Thursday, May 17, 2012

Michael Farrell


Have you heard the 70s? Those soft pop sounds, slowly expanding till
the adding of beats, of bad guitar and screech seem inevitable. This
is a universe known as the West, where Ladies of America are, I’m
afraid to say, just cut-outs for Michael Dransfield. On the street, the
communists, the witnesses of atrocity, were ahead of their time. Let
extinct species come again … let them munch and make frightening
sounds. The dinosaur on Lygon St was that just that and more than
that a reader. Making can be a curse. Words are equivalents, but letters
aren’t – no more than gods. ‘The Christ complex is universal’: graffiti
on the gallows tree. When speech seems a form of corruption, that’s
not an end. There are many destinations, and tensions in their names
The cheaper the writing the noisier. Remember the University we had
in our small, small town?

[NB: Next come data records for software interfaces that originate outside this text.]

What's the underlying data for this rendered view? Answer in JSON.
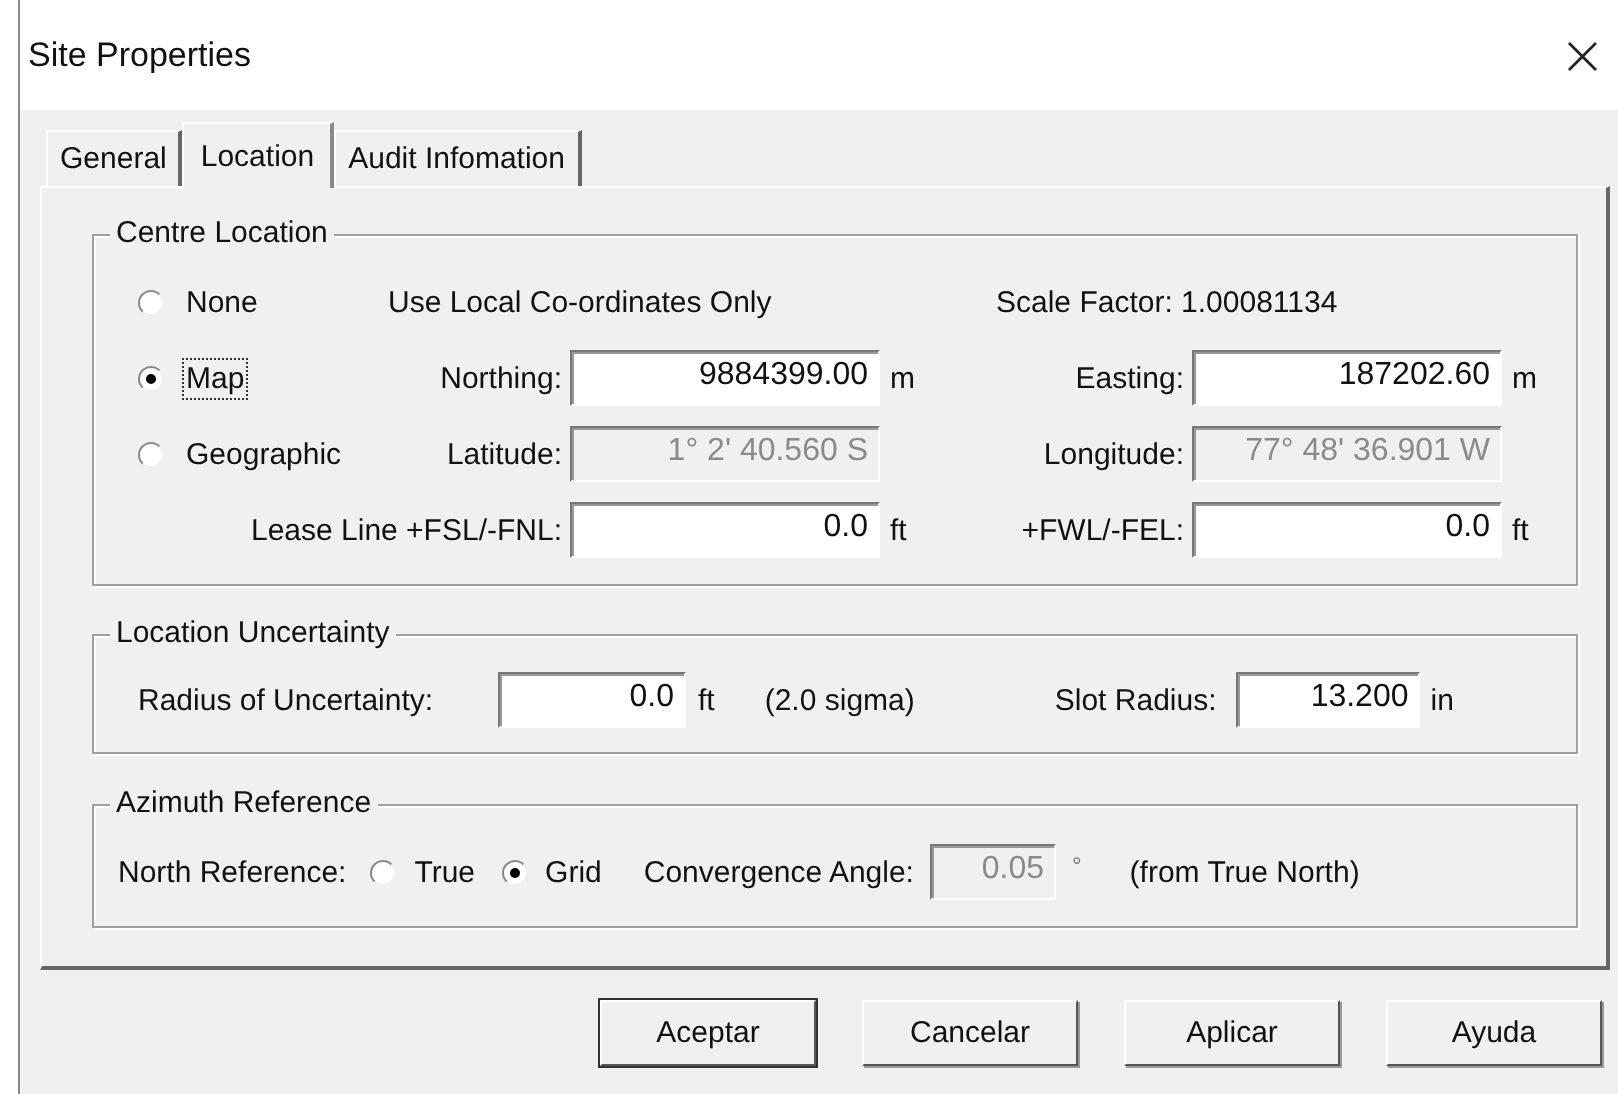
{
  "window": {
    "title": "Site Properties",
    "close": "×"
  },
  "tabs": [
    {
      "label": "General",
      "selected": false
    },
    {
      "label": "Location",
      "selected": true
    },
    {
      "label": "Audit Infomation",
      "selected": false
    }
  ],
  "centre_location": {
    "title": "Centre Location",
    "radios": [
      {
        "label": "None",
        "selected": false,
        "focused": false
      },
      {
        "label": "Map",
        "selected": true,
        "focused": true
      },
      {
        "label": "Geographic",
        "selected": false,
        "focused": false
      }
    ],
    "note": "Use Local Co-ordinates Only",
    "scale_factor": "Scale Factor: 1.00081134",
    "field_rows": [
      {
        "left": {
          "label": "Northing:",
          "value": "9884399.00",
          "unit": "m",
          "disabled": false
        },
        "right": {
          "label": "Easting:",
          "value": "187202.60",
          "unit": "m",
          "disabled": false
        }
      },
      {
        "left": {
          "label": "Latitude:",
          "value": "1° 2' 40.560 S",
          "disabled": true
        },
        "right": {
          "label": "Longitude:",
          "value": "77° 48' 36.901 W",
          "disabled": true
        }
      },
      {
        "left": {
          "label": "Lease Line  +FSL/-FNL:",
          "value": "0.0",
          "unit": "ft",
          "disabled": false
        },
        "right": {
          "label": "+FWL/-FEL:",
          "value": "0.0",
          "unit": "ft",
          "disabled": false
        }
      }
    ]
  },
  "location_uncertainty": {
    "title": "Location Uncertainty",
    "radius": {
      "label": "Radius of Uncertainty:",
      "value": "0.0",
      "unit": "ft"
    },
    "sigma": "(2.0 sigma)",
    "slot": {
      "label": "Slot Radius:",
      "value": "13.200",
      "unit": "in"
    }
  },
  "azimuth_reference": {
    "title": "Azimuth Reference",
    "north_label": "North Reference:",
    "options": [
      {
        "label": "True",
        "selected": false
      },
      {
        "label": "Grid",
        "selected": true
      }
    ],
    "convergence": {
      "label": "Convergence Angle:",
      "value": "0.05",
      "unit": "°",
      "disabled": true
    },
    "note": "(from True North)"
  },
  "buttons": [
    {
      "label": "Aceptar",
      "default": true
    },
    {
      "label": "Cancelar",
      "default": false
    },
    {
      "label": "Aplicar",
      "default": false
    },
    {
      "label": "Ayuda",
      "default": false
    }
  ]
}
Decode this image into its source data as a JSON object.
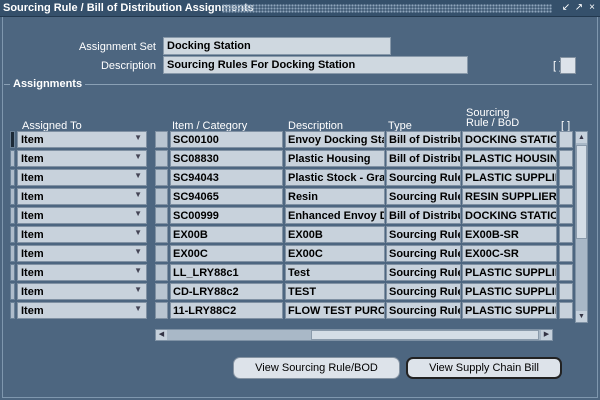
{
  "window": {
    "title": "Sourcing Rule / Bill of Distribution Assignments",
    "controls": [
      "↙",
      "↗",
      "×"
    ]
  },
  "header": {
    "assignment_set_label": "Assignment Set",
    "assignment_set_value": "Docking Station",
    "description_label": "Description",
    "description_value": "Sourcing Rules For Docking Station",
    "bracket": "[ ]"
  },
  "assignments": {
    "section_title": "Assignments",
    "columns": {
      "assigned_to": "Assigned To",
      "item_category": "Item / Category",
      "description": "Description",
      "type": "Type",
      "sourcing_rule_line1": "Sourcing",
      "sourcing_rule_line2": "Rule / BoD",
      "bracket": "[ ]"
    },
    "rows": [
      {
        "assigned_to": "Item",
        "item": "SC00100",
        "description": "Envoy Docking Station",
        "type": "Bill of Distribution",
        "rule": "DOCKING STATION"
      },
      {
        "assigned_to": "Item",
        "item": "SC08830",
        "description": "Plastic Housing",
        "type": "Bill of Distribution",
        "rule": "PLASTIC HOUSING"
      },
      {
        "assigned_to": "Item",
        "item": "SC94043",
        "description": "Plastic Stock - Gray",
        "type": "Sourcing Rule",
        "rule": "PLASTIC SUPPLIER"
      },
      {
        "assigned_to": "Item",
        "item": "SC94065",
        "description": "Resin",
        "type": "Sourcing Rule",
        "rule": "RESIN SUPPLIERS"
      },
      {
        "assigned_to": "Item",
        "item": "SC00999",
        "description": "Enhanced Envoy Docking",
        "type": "Bill of Distribution",
        "rule": "DOCKING STATION"
      },
      {
        "assigned_to": "Item",
        "item": "EX00B",
        "description": "EX00B",
        "type": "Sourcing Rule",
        "rule": "EX00B-SR"
      },
      {
        "assigned_to": "Item",
        "item": "EX00C",
        "description": "EX00C",
        "type": "Sourcing Rule",
        "rule": "EX00C-SR"
      },
      {
        "assigned_to": "Item",
        "item": "LL_LRY88c1",
        "description": "Test",
        "type": "Sourcing Rule",
        "rule": "PLASTIC SUPPLIER"
      },
      {
        "assigned_to": "Item",
        "item": "CD-LRY88c2",
        "description": "TEST",
        "type": "Sourcing Rule",
        "rule": "PLASTIC SUPPLIER"
      },
      {
        "assigned_to": "Item",
        "item": "11-LRY88C2",
        "description": "FLOW TEST PURCHASE",
        "type": "Sourcing Rule",
        "rule": "PLASTIC SUPPLIER"
      }
    ]
  },
  "buttons": {
    "view_sourcing_rule": "View Sourcing Rule/BOD",
    "view_supply_chain": "View Supply Chain Bill"
  },
  "icons": {
    "dropdown": "▼",
    "scroll_up": "▲",
    "scroll_down": "▼",
    "scroll_left": "◀",
    "scroll_right": "▶"
  }
}
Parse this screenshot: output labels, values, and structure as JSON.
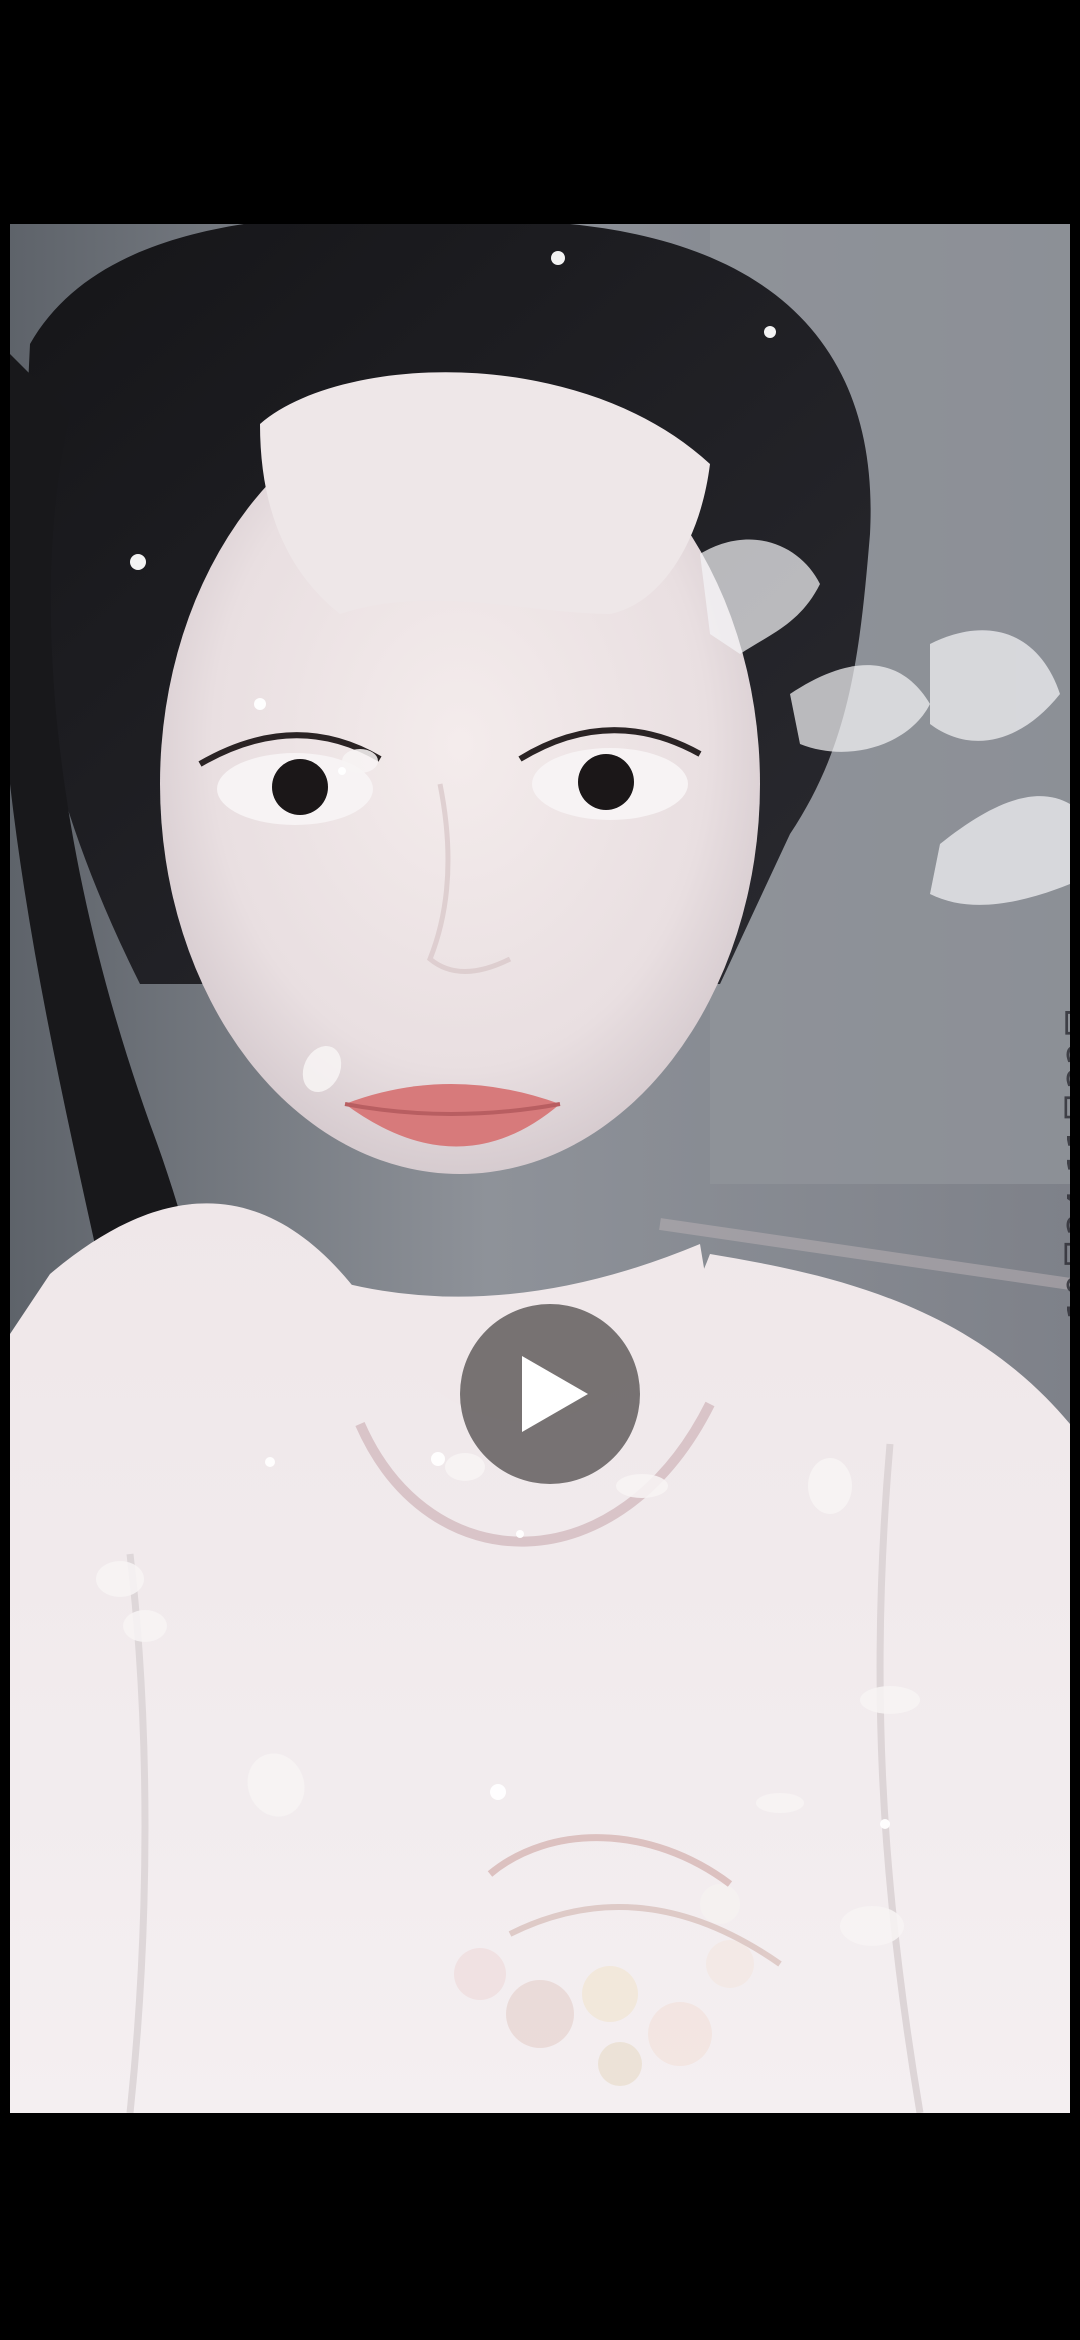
{
  "video": {
    "poster_caption": "10月24-11月22日",
    "play_label": ""
  },
  "colors": {
    "background": "#000000",
    "play_button": "#5c5858",
    "play_icon": "#ffffff"
  },
  "icons": {
    "play": "play-icon"
  }
}
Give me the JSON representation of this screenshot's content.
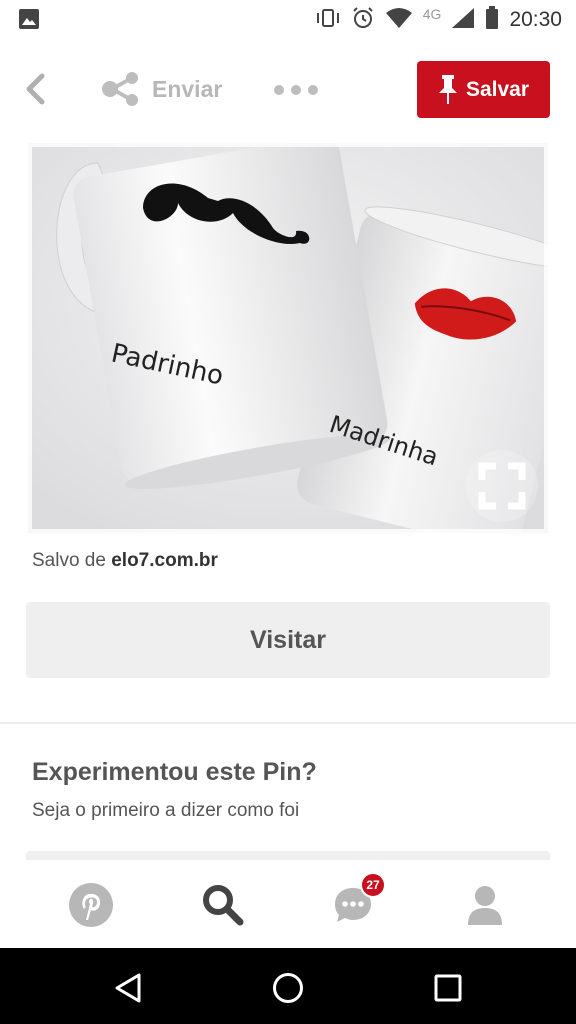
{
  "status_bar": {
    "network": "4G",
    "time": "20:30",
    "icons": [
      "image-icon",
      "vibrate-icon",
      "alarm-icon",
      "wifi-icon",
      "signal-icon",
      "battery-icon"
    ]
  },
  "toolbar": {
    "back_icon": "chevron-left-icon",
    "send_label": "Enviar",
    "send_icon": "share-icon",
    "more_icon": "more-dots-icon",
    "save_label": "Salvar",
    "save_icon": "pin-icon",
    "save_color": "#c8101f"
  },
  "pin": {
    "mug_left_text": "Padrinho",
    "mug_right_text": "Madrinha"
  },
  "source": {
    "prefix": "Salvo de",
    "domain": "elo7.com.br"
  },
  "visit": {
    "label": "Visitar"
  },
  "tried": {
    "title": "Experimentou este Pin?",
    "subtitle": "Seja o primeiro a dizer como foi"
  },
  "bottom_nav": {
    "items": [
      "pinterest-icon",
      "search-icon",
      "messages-icon",
      "profile-icon"
    ],
    "messages_badge": "27"
  },
  "system_nav": {
    "items": [
      "back-triangle-icon",
      "home-circle-icon",
      "recents-square-icon"
    ]
  }
}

It was made of hardwood and lavender grew
round the doors. There was a moat to prevent entry and it was our proud
open secret. The mayor was the dean and the matron. The matron gave
lectures in the operating theatre and we sat on our folding chairs, and
listened to the reading of a library book. ‘Bring back the beauty spot
mine’s on my left hip; T’s is in the centre of his chest. He left an earring
in my bed. Aghast, feeling our lips
                                                         with our fingers, we hear nothing
Form is icing. We enunciate it/are enunciated by it. The tell-tale tragedy
has worn its way in. The love that it is and the love it will never be, more
on that a nevertime. Achilles sees the warriors; he has a VCR in his backpack
he’s glad that life is over. When we turn up, we find a spot to lean on and
speculate on today’s scene: we have until midnight. Yet we resist. The
fairytale of midnight is meaningless to us; some even renege on the
movement of the stars. To lean is to italicise! Fine. Even the most ordinary
doctor’s cough is emphasised. The job’s always there. It beckons. It
fumes. It wants a monument to itself. Is it loud there? Does it sound
like the north all the time? We fall about on the lawn, as if it would
give us something. But the lawn is merely a pause button, crawling
as it is with miniature creatures: little cows and sheep that fall on our
faces, foxes that run round our ears, barking in Arabic. You tilt your
head away from this red game … we iron the lawn with our hot shoes
encouraging the boys to do the same and head towards the silent Austrian
breasts of the bronzes. Their quiet is so muscular, so lacking in nostalgia